Leveraged loans totaling USD 6.5 billion, secured bonds worth USD 3 billion, and unsecured bonds worth another USD 3 billion make up the debt package for Twitter.
It isn’t ideal, in the eyes of the banks, according to Wedbush Securities analyst Dan Ives. However, he said the banks were forced to finance the deal because they had no other option.
Leveraged financing sources have told Reuters that the potential losses for Wall Street banks involved in the Twitter debt in such a market may total hundreds of millions of dollars.
The other banks declined to comment, while Societe Generale did not respond to a request for comment. Twitter also chose not to respond. A request for comment from Elon Musk did not immediately receive a response.

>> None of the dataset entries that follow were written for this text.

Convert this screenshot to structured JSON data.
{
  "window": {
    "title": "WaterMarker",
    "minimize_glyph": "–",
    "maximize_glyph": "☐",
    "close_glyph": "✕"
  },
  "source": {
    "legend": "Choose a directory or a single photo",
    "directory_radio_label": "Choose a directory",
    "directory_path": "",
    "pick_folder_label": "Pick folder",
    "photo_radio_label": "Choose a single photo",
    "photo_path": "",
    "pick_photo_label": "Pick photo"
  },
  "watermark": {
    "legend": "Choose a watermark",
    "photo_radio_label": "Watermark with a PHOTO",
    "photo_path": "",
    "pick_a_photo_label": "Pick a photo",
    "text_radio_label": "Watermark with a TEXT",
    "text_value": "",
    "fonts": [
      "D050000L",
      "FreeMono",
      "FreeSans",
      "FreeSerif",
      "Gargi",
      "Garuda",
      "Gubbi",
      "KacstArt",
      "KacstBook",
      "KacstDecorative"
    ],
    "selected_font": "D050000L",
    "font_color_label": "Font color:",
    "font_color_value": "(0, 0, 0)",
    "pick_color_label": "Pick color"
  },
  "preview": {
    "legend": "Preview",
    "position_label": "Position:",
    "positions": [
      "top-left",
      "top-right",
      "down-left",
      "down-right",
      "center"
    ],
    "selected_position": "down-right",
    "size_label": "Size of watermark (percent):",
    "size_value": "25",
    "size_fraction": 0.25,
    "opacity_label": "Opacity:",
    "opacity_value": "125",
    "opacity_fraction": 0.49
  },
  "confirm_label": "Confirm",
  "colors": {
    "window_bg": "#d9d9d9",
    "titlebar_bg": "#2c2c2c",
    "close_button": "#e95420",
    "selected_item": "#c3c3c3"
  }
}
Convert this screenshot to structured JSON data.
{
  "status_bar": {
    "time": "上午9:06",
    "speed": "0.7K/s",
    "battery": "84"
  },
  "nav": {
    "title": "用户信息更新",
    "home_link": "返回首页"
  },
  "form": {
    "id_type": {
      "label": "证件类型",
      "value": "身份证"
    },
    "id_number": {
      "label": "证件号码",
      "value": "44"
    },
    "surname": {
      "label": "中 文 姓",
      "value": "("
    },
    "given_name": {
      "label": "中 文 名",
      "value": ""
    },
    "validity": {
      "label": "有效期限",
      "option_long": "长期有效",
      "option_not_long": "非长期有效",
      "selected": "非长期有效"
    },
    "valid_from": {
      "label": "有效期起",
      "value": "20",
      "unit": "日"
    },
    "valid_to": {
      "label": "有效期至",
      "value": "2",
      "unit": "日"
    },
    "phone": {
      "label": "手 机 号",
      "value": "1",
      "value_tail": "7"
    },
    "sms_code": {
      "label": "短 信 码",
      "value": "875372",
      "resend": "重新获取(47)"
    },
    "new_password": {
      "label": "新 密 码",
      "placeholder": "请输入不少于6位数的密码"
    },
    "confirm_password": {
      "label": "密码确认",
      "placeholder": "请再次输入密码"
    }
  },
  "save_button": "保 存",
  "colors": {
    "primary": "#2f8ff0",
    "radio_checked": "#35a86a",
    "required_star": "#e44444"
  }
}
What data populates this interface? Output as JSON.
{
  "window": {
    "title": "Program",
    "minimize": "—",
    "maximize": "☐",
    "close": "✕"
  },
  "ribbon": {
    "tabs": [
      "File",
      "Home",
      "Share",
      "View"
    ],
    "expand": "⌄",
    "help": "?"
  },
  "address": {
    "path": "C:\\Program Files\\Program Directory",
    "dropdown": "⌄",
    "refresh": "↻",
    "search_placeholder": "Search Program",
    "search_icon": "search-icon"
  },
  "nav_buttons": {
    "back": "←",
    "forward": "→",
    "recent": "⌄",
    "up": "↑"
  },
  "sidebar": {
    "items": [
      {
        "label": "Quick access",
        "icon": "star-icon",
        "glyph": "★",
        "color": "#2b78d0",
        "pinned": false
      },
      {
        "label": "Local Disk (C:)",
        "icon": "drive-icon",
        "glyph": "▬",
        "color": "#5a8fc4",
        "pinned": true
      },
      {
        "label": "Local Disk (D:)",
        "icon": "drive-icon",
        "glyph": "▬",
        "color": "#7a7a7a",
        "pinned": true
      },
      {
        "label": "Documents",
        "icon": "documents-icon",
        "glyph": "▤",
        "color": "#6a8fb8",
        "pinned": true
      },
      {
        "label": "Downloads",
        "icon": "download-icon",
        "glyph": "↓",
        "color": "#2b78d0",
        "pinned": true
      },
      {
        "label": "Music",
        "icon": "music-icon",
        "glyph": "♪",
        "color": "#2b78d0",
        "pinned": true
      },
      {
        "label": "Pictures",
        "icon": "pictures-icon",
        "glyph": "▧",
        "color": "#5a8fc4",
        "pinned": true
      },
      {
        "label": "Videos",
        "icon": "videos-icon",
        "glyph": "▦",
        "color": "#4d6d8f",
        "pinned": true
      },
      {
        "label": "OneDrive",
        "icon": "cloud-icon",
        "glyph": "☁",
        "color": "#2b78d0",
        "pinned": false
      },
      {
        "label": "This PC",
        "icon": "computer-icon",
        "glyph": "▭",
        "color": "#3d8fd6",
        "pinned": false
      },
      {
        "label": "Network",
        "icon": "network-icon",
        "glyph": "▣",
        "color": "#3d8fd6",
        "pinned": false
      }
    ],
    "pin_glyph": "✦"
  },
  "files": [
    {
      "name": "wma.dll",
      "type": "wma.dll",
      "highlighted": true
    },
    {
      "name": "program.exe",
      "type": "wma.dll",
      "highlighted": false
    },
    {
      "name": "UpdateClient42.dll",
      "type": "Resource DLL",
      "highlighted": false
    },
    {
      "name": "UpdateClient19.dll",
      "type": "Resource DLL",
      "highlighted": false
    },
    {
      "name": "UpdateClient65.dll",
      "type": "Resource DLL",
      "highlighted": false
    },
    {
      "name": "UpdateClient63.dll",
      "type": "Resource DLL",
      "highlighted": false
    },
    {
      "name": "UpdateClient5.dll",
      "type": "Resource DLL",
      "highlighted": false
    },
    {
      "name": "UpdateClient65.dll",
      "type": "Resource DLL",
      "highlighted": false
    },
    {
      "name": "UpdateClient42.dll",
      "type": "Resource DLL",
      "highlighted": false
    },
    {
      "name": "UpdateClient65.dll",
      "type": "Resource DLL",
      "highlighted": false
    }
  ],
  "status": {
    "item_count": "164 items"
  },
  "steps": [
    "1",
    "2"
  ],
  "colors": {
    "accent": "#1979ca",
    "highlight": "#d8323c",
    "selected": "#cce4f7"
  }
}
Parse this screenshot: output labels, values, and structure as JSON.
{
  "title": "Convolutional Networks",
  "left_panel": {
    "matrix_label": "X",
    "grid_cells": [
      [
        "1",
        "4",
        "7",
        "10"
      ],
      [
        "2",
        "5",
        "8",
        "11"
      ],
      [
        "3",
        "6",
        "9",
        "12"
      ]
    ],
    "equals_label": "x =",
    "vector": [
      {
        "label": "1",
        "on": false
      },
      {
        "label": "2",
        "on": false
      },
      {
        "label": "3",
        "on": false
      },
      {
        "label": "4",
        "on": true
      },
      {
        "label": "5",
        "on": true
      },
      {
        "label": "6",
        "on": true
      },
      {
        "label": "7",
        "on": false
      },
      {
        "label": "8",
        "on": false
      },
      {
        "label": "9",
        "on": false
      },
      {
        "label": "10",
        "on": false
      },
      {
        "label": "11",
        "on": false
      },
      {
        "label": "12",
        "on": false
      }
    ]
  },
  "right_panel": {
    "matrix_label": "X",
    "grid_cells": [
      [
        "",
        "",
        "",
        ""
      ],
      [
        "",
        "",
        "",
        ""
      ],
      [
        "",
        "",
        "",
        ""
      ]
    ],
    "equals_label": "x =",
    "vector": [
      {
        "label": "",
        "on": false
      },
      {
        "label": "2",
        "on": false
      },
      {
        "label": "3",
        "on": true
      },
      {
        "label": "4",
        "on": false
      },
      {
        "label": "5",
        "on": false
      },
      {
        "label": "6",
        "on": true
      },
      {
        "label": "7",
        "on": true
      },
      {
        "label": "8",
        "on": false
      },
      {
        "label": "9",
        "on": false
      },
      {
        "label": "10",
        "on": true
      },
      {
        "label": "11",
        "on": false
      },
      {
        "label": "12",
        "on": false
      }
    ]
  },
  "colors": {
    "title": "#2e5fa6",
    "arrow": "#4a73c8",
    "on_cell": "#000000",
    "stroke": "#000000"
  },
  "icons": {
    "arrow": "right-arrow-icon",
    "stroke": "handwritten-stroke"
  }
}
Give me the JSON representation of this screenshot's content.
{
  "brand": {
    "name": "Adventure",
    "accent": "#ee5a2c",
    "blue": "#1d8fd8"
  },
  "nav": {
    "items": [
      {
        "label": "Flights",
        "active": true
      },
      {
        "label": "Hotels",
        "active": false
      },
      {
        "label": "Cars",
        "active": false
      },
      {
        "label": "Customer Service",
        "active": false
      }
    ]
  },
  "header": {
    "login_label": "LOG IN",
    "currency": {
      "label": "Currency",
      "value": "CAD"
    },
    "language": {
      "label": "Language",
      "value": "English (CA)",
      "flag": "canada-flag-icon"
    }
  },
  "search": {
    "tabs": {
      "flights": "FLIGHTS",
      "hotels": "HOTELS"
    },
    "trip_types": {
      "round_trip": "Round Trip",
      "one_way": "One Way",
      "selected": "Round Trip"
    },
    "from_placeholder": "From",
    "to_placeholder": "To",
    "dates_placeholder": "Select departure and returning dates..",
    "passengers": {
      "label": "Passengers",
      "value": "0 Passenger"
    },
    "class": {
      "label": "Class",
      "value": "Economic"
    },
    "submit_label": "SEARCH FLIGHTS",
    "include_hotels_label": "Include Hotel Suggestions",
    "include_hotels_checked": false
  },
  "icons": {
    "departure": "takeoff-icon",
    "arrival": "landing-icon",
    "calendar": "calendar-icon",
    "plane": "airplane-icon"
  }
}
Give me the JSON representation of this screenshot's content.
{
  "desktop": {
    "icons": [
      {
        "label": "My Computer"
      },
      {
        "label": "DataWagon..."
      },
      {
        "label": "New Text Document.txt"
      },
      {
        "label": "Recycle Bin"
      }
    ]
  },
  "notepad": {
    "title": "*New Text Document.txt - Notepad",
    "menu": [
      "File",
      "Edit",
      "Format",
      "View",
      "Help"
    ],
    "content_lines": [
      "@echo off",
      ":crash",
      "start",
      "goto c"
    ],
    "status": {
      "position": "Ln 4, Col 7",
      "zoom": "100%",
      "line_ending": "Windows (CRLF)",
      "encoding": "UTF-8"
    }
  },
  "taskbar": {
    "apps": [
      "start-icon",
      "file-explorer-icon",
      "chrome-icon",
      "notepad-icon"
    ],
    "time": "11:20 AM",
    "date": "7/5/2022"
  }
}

In early October, a group of lenders was forced to abandon their efforts to sell USD 3.9 billion in debt used to finance Apollo Global Management Inc.’s acquisition of Lumen Technologies Inc.’s telecom and internet operations.
That followed a consortium of banks having to incur a USD 700 million loss on the sale of around USD 4.55 billion in debt supporting the leveraged buyout of Citrix Systems Inc., a provider of business software.
According to Chris Pultz, portfolio manager for merger arbitrage at Kellner Capital, “the banks are on the hook for Twitter.” They incurred a significant loss on the Citrix purchase a few weeks ago, and they’re facing even more difficulty with this deal.”
Due to the burden Citrix and other transactions have placed on their balance sheets, banks have been obliged to reduce their use of leveraged financing, which is not expected to change very soon.
Additionally, as the prognosis for dealmaking became less favorable, US banks began to experience losses on their exposure to leveraged loans during the second quarter. On October 10, banks will start disclosing their third-quarter earnings.